* [WORK REQUIRED]: Copy all of the records below verbatim.

DATASET RECORDS START

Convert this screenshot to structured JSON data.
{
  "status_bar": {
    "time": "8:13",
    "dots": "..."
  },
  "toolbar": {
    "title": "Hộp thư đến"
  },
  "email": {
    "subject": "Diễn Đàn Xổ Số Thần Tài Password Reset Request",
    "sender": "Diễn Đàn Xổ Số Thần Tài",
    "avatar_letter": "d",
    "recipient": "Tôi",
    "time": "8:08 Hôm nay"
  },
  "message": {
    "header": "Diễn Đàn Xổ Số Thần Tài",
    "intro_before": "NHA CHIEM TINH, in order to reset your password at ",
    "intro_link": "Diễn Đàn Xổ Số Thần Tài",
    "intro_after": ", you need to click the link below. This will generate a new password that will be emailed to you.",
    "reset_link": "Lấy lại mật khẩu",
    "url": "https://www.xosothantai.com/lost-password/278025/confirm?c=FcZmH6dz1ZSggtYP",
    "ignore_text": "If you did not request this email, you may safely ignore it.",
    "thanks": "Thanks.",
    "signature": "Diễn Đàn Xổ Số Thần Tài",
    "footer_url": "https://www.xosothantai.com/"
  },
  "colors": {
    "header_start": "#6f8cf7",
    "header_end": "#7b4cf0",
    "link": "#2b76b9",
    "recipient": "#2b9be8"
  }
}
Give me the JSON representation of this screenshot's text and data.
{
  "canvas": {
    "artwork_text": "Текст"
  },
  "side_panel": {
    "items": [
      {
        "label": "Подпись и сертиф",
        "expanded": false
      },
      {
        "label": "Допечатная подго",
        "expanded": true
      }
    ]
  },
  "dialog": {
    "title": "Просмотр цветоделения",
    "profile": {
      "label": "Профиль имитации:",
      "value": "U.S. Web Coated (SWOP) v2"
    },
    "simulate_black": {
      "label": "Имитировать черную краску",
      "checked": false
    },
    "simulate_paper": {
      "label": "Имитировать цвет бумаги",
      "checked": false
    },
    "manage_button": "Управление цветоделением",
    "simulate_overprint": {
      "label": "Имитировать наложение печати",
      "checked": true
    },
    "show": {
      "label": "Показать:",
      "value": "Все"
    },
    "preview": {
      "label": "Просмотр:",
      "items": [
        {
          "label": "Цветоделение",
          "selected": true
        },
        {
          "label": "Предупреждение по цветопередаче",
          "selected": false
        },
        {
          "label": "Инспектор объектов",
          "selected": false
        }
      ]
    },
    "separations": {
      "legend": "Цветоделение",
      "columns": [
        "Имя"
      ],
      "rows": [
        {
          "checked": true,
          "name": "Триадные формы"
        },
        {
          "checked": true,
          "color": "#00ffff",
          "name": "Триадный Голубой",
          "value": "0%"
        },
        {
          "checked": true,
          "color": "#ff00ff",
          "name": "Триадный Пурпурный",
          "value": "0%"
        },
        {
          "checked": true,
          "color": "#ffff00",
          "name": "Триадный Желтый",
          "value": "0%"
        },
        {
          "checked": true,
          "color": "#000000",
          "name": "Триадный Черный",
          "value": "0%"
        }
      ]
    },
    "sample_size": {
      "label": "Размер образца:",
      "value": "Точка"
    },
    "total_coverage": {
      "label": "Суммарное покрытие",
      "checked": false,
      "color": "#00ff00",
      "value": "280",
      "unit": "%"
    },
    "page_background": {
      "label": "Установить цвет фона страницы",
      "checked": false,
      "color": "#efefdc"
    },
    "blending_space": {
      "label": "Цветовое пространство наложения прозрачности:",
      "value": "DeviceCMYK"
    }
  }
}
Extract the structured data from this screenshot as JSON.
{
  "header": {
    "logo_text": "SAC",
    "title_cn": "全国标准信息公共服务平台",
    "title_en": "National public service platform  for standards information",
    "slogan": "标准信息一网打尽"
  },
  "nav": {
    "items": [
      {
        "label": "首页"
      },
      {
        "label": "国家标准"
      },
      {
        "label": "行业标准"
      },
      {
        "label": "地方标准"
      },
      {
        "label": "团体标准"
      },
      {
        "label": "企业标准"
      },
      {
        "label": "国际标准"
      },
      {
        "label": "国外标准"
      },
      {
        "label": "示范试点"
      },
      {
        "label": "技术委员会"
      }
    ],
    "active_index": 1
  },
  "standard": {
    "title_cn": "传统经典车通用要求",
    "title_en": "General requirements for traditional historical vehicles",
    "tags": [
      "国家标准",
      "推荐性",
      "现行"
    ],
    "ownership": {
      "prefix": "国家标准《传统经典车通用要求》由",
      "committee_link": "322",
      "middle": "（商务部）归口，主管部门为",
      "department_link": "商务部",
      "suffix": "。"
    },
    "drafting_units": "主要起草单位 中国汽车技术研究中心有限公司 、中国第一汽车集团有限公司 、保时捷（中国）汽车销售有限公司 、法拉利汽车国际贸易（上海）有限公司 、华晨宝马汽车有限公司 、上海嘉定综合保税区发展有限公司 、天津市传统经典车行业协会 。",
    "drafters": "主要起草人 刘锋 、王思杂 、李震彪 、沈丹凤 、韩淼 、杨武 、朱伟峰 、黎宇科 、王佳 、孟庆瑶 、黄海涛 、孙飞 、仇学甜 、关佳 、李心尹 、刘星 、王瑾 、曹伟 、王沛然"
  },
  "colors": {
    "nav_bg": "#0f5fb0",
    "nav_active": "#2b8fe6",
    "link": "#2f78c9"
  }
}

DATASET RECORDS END

* [EXERCISE RESPONSE]:
Convert this screenshot to structured JSON data.
{
  "status_bar": {
    "time": "8:13",
    "dots": "..."
  },
  "toolbar": {
    "title": "Hộp thư đến"
  },
  "email": {
    "subject": "Diễn Đàn Xổ Số Thần Tài Password Reset Request",
    "sender": "Diễn Đàn Xổ Số Thần Tài",
    "avatar_letter": "d",
    "recipient": "Tôi",
    "time": "8:08 Hôm nay"
  },
  "message": {
    "header": "Diễn Đàn Xổ Số Thần Tài",
    "intro_before": "NHA CHIEM TINH, in order to reset your password at ",
    "intro_link": "Diễn Đàn Xổ Số Thần Tài",
    "intro_after": ", you need to click the link below. This will generate a new password that will be emailed to you.",
    "reset_link": "Lấy lại mật khẩu",
    "url": "https://www.xosothantai.com/lost-password/278025/confirm?c=FcZmH6dz1ZSggtYP",
    "ignore_text": "If you did not request this email, you may safely ignore it.",
    "thanks": "Thanks.",
    "signature": "Diễn Đàn Xổ Số Thần Tài",
    "footer_url": "https://www.xosothantai.com/"
  },
  "colors": {
    "header_start": "#6f8cf7",
    "header_end": "#7b4cf0",
    "link": "#2b76b9",
    "recipient": "#2b9be8"
  }
}
Give me the JSON representation of this screenshot's text and data.
{
  "canvas": {
    "artwork_text": "Текст"
  },
  "side_panel": {
    "items": [
      {
        "label": "Подпись и сертиф",
        "expanded": false
      },
      {
        "label": "Допечатная подго",
        "expanded": true
      }
    ]
  },
  "dialog": {
    "title": "Просмотр цветоделения",
    "profile": {
      "label": "Профиль имитации:",
      "value": "U.S. Web Coated (SWOP) v2"
    },
    "simulate_black": {
      "label": "Имитировать черную краску",
      "checked": false
    },
    "simulate_paper": {
      "label": "Имитировать цвет бумаги",
      "checked": false
    },
    "manage_button": "Управление цветоделением",
    "simulate_overprint": {
      "label": "Имитировать наложение печати",
      "checked": true
    },
    "show": {
      "label": "Показать:",
      "value": "Все"
    },
    "preview": {
      "label": "Просмотр:",
      "items": [
        {
          "label": "Цветоделение",
          "selected": true
        },
        {
          "label": "Предупреждение по цветопередаче",
          "selected": false
        },
        {
          "label": "Инспектор объектов",
          "selected": false
        }
      ]
    },
    "separations": {
      "legend": "Цветоделение",
      "columns": [
        "Имя"
      ],
      "rows": [
        {
          "checked": true,
          "name": "Триадные формы"
        },
        {
          "checked": true,
          "color": "#00ffff",
          "name": "Триадный Голубой",
          "value": "0%"
        },
        {
          "checked": true,
          "color": "#ff00ff",
          "name": "Триадный Пурпурный",
          "value": "0%"
        },
        {
          "checked": true,
          "color": "#ffff00",
          "name": "Триадный Желтый",
          "value": "0%"
        },
        {
          "checked": true,
          "color": "#000000",
          "name": "Триадный Черный",
          "value": "0%"
        }
      ]
    },
    "sample_size": {
      "label": "Размер образца:",
      "value": "Точка"
    },
    "total_coverage": {
      "label": "Суммарное покрытие",
      "checked": false,
      "color": "#00ff00",
      "value": "280",
      "unit": "%"
    },
    "page_background": {
      "label": "Установить цвет фона страницы",
      "checked": false,
      "color": "#efefdc"
    },
    "blending_space": {
      "label": "Цветовое пространство наложения прозрачности:",
      "value": "DeviceCMYK"
    }
  }
}
Extract the structured data from this screenshot as JSON.
{
  "header": {
    "logo_text": "SAC",
    "title_cn": "全国标准信息公共服务平台",
    "title_en": "National public service platform  for standards information",
    "slogan": "标准信息一网打尽"
  },
  "nav": {
    "items": [
      {
        "label": "首页"
      },
      {
        "label": "国家标准"
      },
      {
        "label": "行业标准"
      },
      {
        "label": "地方标准"
      },
      {
        "label": "团体标准"
      },
      {
        "label": "企业标准"
      },
      {
        "label": "国际标准"
      },
      {
        "label": "国外标准"
      },
      {
        "label": "示范试点"
      },
      {
        "label": "技术委员会"
      }
    ],
    "active_index": 1
  },
  "standard": {
    "title_cn": "传统经典车通用要求",
    "title_en": "General requirements for traditional historical vehicles",
    "tags": [
      "国家标准",
      "推荐性",
      "现行"
    ],
    "ownership": {
      "prefix": "国家标准《传统经典车通用要求》由",
      "committee_link": "322",
      "middle": "（商务部）归口，主管部门为",
      "department_link": "商务部",
      "suffix": "。"
    },
    "drafting_units": "主要起草单位 中国汽车技术研究中心有限公司 、中国第一汽车集团有限公司 、保时捷（中国）汽车销售有限公司 、法拉利汽车国际贸易（上海）有限公司 、华晨宝马汽车有限公司 、上海嘉定综合保税区发展有限公司 、天津市传统经典车行业协会 。",
    "drafters": "主要起草人 刘锋 、王思杂 、李震彪 、沈丹凤 、韩淼 、杨武 、朱伟峰 、黎宇科 、王佳 、孟庆瑶 、黄海涛 、孙飞 、仇学甜 、关佳 、李心尹 、刘星 、王瑾 、曹伟 、王沛然"
  },
  "colors": {
    "nav_bg": "#0f5fb0",
    "nav_active": "#2b8fe6",
    "link": "#2f78c9"
  }
}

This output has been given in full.